[Stored data entries]
○ ○ ○ ○ ○
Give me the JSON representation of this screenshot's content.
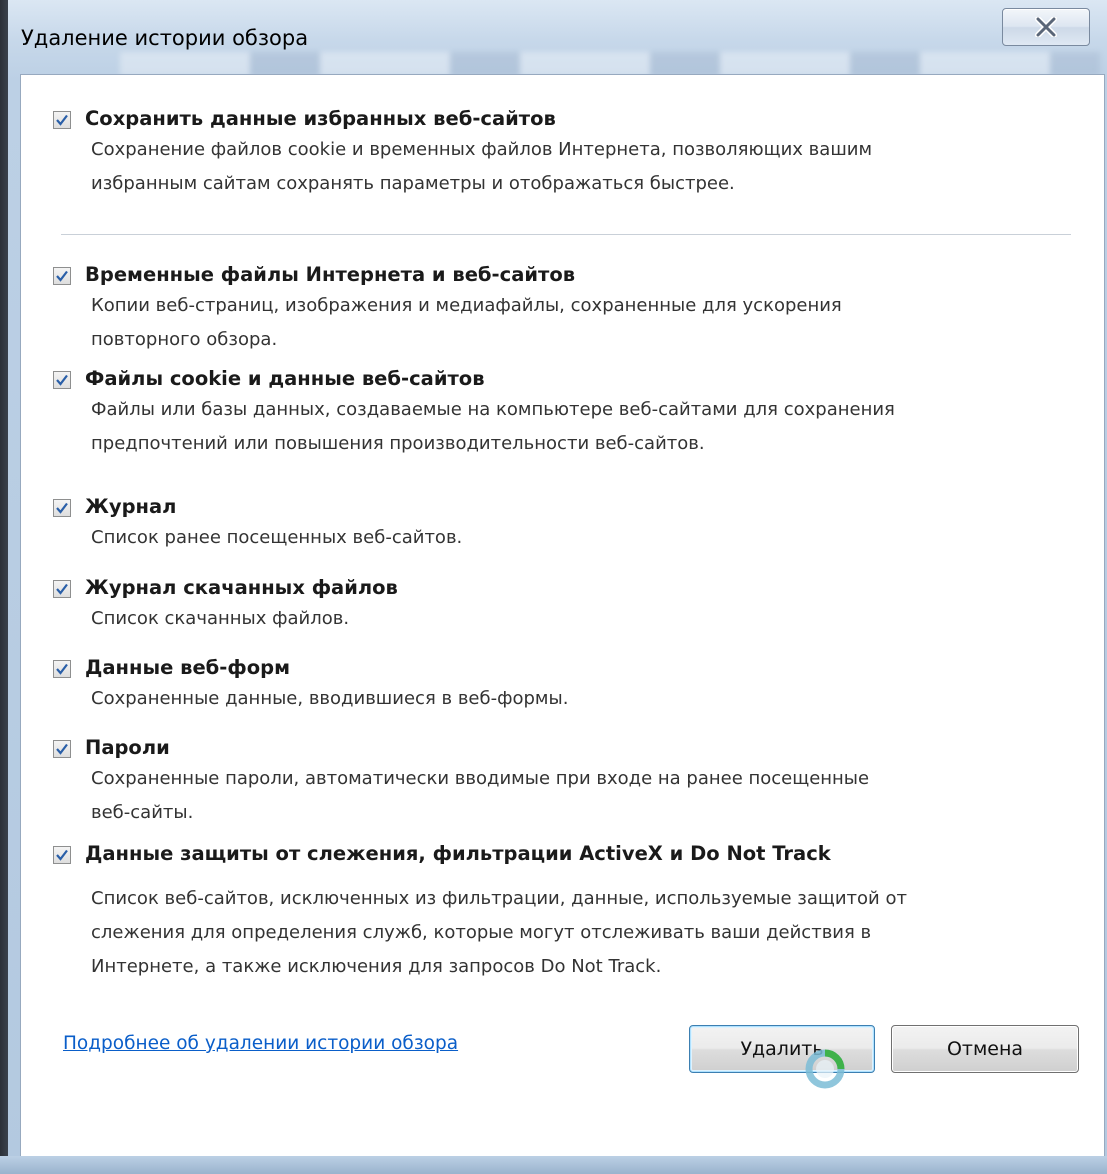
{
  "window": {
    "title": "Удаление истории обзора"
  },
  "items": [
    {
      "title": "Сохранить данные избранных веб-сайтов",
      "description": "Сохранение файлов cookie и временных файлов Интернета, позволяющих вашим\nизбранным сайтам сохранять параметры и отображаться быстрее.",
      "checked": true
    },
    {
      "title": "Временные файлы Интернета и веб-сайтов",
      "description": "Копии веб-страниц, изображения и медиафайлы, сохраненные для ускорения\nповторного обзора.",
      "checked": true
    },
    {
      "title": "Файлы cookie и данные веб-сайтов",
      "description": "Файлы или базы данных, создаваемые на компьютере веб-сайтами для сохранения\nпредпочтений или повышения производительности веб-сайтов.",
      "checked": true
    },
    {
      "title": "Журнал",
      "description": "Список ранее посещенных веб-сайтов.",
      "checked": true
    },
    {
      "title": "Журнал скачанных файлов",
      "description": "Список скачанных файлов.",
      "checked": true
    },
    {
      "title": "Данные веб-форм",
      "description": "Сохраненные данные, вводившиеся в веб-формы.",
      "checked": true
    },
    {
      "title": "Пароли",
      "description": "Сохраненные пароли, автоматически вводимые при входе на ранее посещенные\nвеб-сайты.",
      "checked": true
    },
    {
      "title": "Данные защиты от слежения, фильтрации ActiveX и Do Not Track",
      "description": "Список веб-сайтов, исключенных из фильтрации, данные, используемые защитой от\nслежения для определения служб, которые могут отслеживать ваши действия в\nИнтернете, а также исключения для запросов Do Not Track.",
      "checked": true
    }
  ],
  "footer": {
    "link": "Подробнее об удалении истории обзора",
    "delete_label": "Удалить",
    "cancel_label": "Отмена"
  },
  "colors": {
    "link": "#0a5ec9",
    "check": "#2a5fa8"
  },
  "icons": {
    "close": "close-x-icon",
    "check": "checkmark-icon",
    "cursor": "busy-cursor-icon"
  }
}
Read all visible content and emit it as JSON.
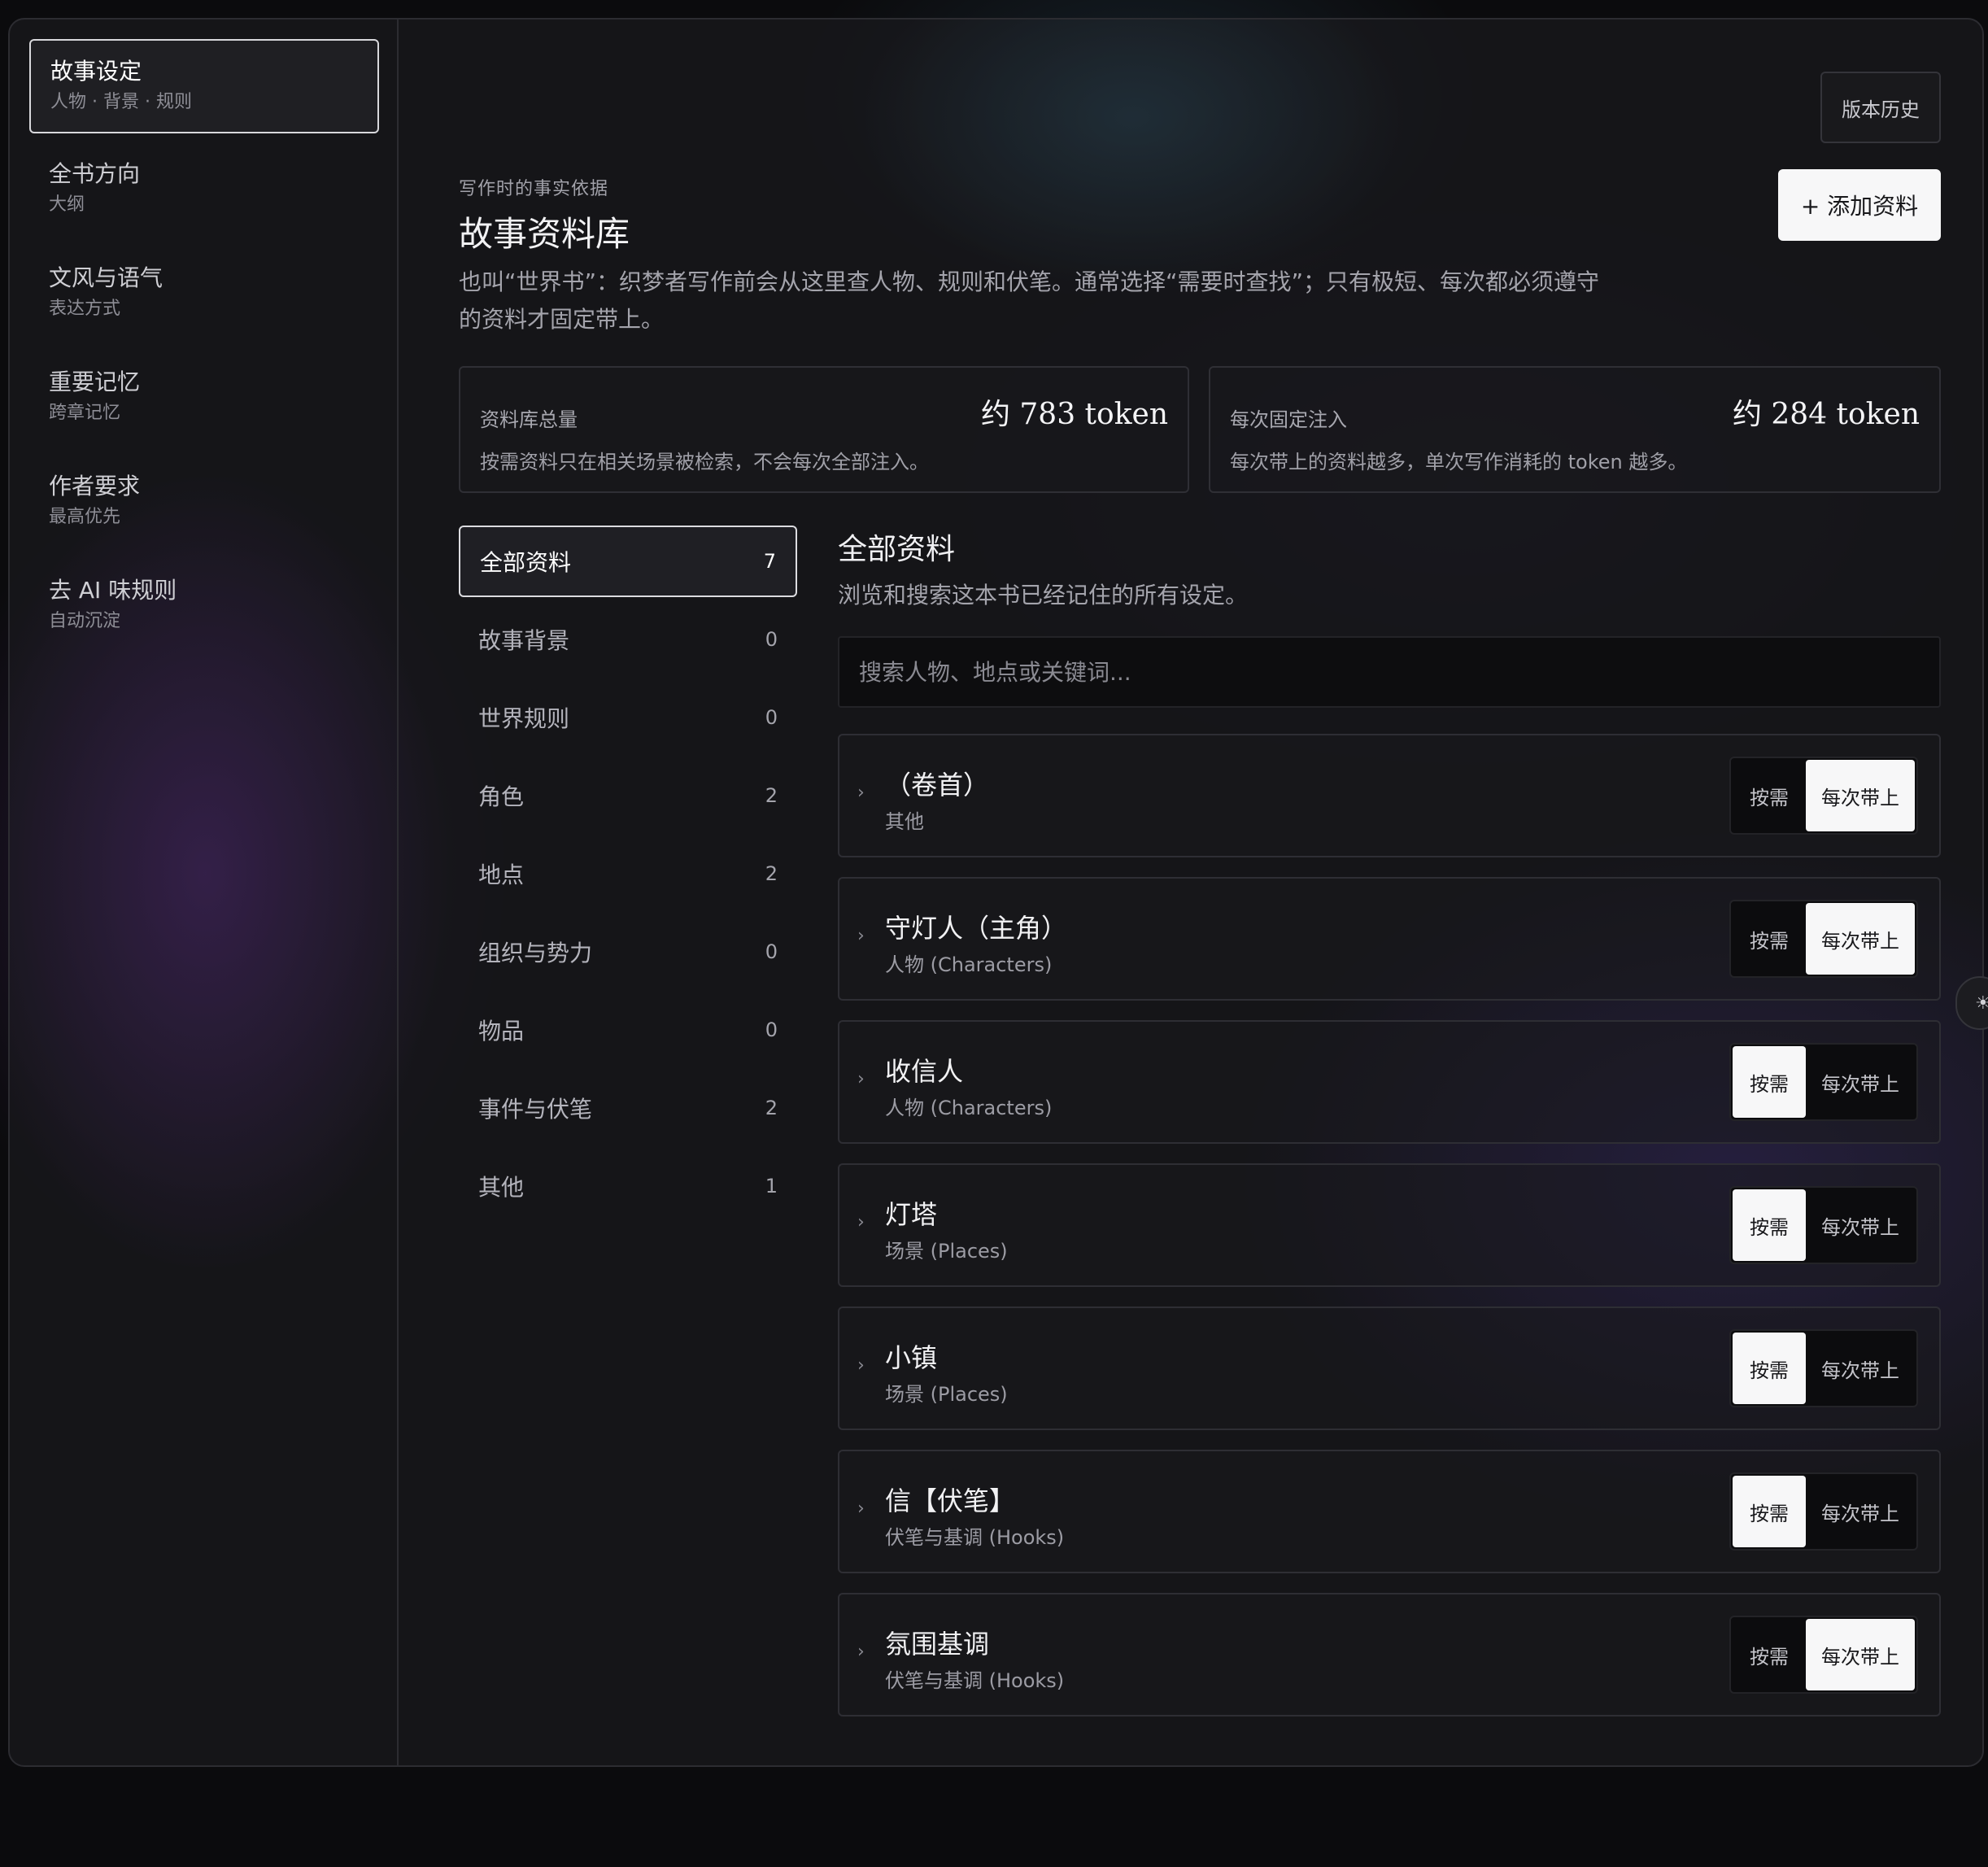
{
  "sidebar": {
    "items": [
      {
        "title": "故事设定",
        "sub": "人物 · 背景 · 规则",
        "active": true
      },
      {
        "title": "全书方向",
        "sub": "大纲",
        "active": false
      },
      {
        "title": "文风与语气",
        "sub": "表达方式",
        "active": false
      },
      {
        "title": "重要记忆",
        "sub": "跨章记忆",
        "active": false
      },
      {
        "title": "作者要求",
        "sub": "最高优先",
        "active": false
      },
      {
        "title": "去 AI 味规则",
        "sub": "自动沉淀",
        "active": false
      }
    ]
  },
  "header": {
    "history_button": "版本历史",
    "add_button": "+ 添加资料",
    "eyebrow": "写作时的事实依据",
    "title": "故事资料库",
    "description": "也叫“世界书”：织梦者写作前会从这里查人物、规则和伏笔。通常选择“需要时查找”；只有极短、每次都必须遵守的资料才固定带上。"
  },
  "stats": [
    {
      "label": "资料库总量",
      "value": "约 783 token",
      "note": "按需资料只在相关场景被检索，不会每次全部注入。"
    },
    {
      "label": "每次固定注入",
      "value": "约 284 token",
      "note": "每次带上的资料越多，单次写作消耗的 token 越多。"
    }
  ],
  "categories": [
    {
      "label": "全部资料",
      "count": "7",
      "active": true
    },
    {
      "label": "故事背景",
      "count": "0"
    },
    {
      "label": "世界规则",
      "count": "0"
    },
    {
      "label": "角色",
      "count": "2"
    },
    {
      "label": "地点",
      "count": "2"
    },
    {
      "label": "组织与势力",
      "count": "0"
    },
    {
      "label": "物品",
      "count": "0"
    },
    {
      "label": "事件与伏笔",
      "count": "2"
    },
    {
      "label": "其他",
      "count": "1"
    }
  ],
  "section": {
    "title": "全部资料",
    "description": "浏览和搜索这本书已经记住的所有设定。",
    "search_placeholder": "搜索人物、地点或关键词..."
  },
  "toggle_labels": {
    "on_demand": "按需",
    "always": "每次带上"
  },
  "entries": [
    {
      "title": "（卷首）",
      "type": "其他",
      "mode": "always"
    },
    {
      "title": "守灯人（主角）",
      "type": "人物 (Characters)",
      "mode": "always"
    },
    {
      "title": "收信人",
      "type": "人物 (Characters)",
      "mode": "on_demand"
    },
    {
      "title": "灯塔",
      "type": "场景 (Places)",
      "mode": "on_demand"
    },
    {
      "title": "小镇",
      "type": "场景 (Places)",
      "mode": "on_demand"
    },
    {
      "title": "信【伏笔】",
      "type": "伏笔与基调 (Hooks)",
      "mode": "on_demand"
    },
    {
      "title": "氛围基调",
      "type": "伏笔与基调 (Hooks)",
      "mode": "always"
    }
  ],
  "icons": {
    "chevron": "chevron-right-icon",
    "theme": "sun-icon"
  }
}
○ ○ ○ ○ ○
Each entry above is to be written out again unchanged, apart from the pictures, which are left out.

Give me the JSON representation of this screenshot's content.
{
  "window": {
    "title": "Удаление истории обзора"
  },
  "items": [
    {
      "title": "Сохранить данные избранных веб-сайтов",
      "description": "Сохранение файлов cookie и временных файлов Интернета, позволяющих вашим\nизбранным сайтам сохранять параметры и отображаться быстрее.",
      "checked": true
    },
    {
      "title": "Временные файлы Интернета и веб-сайтов",
      "description": "Копии веб-страниц, изображения и медиафайлы, сохраненные для ускорения\nповторного обзора.",
      "checked": true
    },
    {
      "title": "Файлы cookie и данные веб-сайтов",
      "description": "Файлы или базы данных, создаваемые на компьютере веб-сайтами для сохранения\nпредпочтений или повышения производительности веб-сайтов.",
      "checked": true
    },
    {
      "title": "Журнал",
      "description": "Список ранее посещенных веб-сайтов.",
      "checked": true
    },
    {
      "title": "Журнал скачанных файлов",
      "description": "Список скачанных файлов.",
      "checked": true
    },
    {
      "title": "Данные веб-форм",
      "description": "Сохраненные данные, вводившиеся в веб-формы.",
      "checked": true
    },
    {
      "title": "Пароли",
      "description": "Сохраненные пароли, автоматически вводимые при входе на ранее посещенные\nвеб-сайты.",
      "checked": true
    },
    {
      "title": "Данные защиты от слежения, фильтрации ActiveX и Do Not Track",
      "description": "Список веб-сайтов, исключенных из фильтрации, данные, используемые защитой от\nслежения для определения служб, которые могут отслеживать ваши действия в\nИнтернете, а также исключения для запросов Do Not Track.",
      "checked": true
    }
  ],
  "footer": {
    "link": "Подробнее об удалении истории обзора",
    "delete_label": "Удалить",
    "cancel_label": "Отмена"
  },
  "colors": {
    "link": "#0a5ec9",
    "check": "#2a5fa8"
  },
  "icons": {
    "close": "close-x-icon",
    "check": "checkmark-icon",
    "cursor": "busy-cursor-icon"
  }
}
Read all visible content and emit it as JSON.
{
  "sidebar": {
    "items": [
      {
        "title": "故事设定",
        "sub": "人物 · 背景 · 规则",
        "active": true
      },
      {
        "title": "全书方向",
        "sub": "大纲",
        "active": false
      },
      {
        "title": "文风与语气",
        "sub": "表达方式",
        "active": false
      },
      {
        "title": "重要记忆",
        "sub": "跨章记忆",
        "active": false
      },
      {
        "title": "作者要求",
        "sub": "最高优先",
        "active": false
      },
      {
        "title": "去 AI 味规则",
        "sub": "自动沉淀",
        "active": false
      }
    ]
  },
  "header": {
    "history_button": "版本历史",
    "add_button": "+ 添加资料",
    "eyebrow": "写作时的事实依据",
    "title": "故事资料库",
    "description": "也叫“世界书”：织梦者写作前会从这里查人物、规则和伏笔。通常选择“需要时查找”；只有极短、每次都必须遵守的资料才固定带上。"
  },
  "stats": [
    {
      "label": "资料库总量",
      "value": "约 783 token",
      "note": "按需资料只在相关场景被检索，不会每次全部注入。"
    },
    {
      "label": "每次固定注入",
      "value": "约 284 token",
      "note": "每次带上的资料越多，单次写作消耗的 token 越多。"
    }
  ],
  "categories": [
    {
      "label": "全部资料",
      "count": "7",
      "active": true
    },
    {
      "label": "故事背景",
      "count": "0"
    },
    {
      "label": "世界规则",
      "count": "0"
    },
    {
      "label": "角色",
      "count": "2"
    },
    {
      "label": "地点",
      "count": "2"
    },
    {
      "label": "组织与势力",
      "count": "0"
    },
    {
      "label": "物品",
      "count": "0"
    },
    {
      "label": "事件与伏笔",
      "count": "2"
    },
    {
      "label": "其他",
      "count": "1"
    }
  ],
  "section": {
    "title": "全部资料",
    "description": "浏览和搜索这本书已经记住的所有设定。",
    "search_placeholder": "搜索人物、地点或关键词..."
  },
  "toggle_labels": {
    "on_demand": "按需",
    "always": "每次带上"
  },
  "entries": [
    {
      "title": "（卷首）",
      "type": "其他",
      "mode": "always"
    },
    {
      "title": "守灯人（主角）",
      "type": "人物 (Characters)",
      "mode": "always"
    },
    {
      "title": "收信人",
      "type": "人物 (Characters)",
      "mode": "on_demand"
    },
    {
      "title": "灯塔",
      "type": "场景 (Places)",
      "mode": "on_demand"
    },
    {
      "title": "小镇",
      "type": "场景 (Places)",
      "mode": "on_demand"
    },
    {
      "title": "信【伏笔】",
      "type": "伏笔与基调 (Hooks)",
      "mode": "on_demand"
    },
    {
      "title": "氛围基调",
      "type": "伏笔与基调 (Hooks)",
      "mode": "always"
    }
  ],
  "icons": {
    "chevron": "chevron-right-icon",
    "theme": "sun-icon"
  }
}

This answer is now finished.